Please copy every line with the string "name" from the entries below.
DATA FOR THIS EXERCISE below:
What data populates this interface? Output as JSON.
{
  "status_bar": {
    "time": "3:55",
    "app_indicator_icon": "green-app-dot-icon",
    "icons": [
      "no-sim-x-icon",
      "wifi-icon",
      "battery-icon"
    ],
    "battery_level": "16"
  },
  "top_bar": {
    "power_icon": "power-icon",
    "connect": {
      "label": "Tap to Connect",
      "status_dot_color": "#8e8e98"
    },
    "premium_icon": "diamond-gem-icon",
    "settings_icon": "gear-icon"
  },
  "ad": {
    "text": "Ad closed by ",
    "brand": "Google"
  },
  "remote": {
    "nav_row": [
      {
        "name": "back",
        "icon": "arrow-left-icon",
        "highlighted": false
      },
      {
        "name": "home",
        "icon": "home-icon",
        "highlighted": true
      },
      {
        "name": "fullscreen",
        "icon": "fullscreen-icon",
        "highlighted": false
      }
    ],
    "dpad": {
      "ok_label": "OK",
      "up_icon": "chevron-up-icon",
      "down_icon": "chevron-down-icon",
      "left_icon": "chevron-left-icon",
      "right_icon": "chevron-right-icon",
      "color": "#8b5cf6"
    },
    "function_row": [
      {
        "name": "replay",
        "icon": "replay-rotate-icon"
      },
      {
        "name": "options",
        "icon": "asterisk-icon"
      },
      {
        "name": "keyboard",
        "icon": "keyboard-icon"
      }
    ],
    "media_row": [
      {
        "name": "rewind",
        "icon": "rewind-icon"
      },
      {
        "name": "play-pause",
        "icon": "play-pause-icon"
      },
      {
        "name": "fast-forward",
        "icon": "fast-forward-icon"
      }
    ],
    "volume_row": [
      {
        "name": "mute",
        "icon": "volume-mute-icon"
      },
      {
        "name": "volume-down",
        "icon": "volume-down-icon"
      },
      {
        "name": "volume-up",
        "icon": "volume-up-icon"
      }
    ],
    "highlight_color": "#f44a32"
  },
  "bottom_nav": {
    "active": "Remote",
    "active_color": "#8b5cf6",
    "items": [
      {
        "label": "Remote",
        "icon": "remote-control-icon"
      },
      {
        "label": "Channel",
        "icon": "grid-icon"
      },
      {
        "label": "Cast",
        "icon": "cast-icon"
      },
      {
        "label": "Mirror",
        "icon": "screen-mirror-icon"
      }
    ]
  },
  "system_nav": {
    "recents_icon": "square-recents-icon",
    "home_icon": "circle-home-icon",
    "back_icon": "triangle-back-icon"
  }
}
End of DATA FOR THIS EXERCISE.
> [RESPONSE BOX]:
        "name": "back",
        "name": "home",
        "name": "fullscreen",
        "name": "replay",
        "name": "options",
        "name": "keyboard",
        "name": "rewind",
        "name": "play-pause",
        "name": "fast-forward",
        "name": "mute",
        "name": "volume-down",
        "name": "volume-up",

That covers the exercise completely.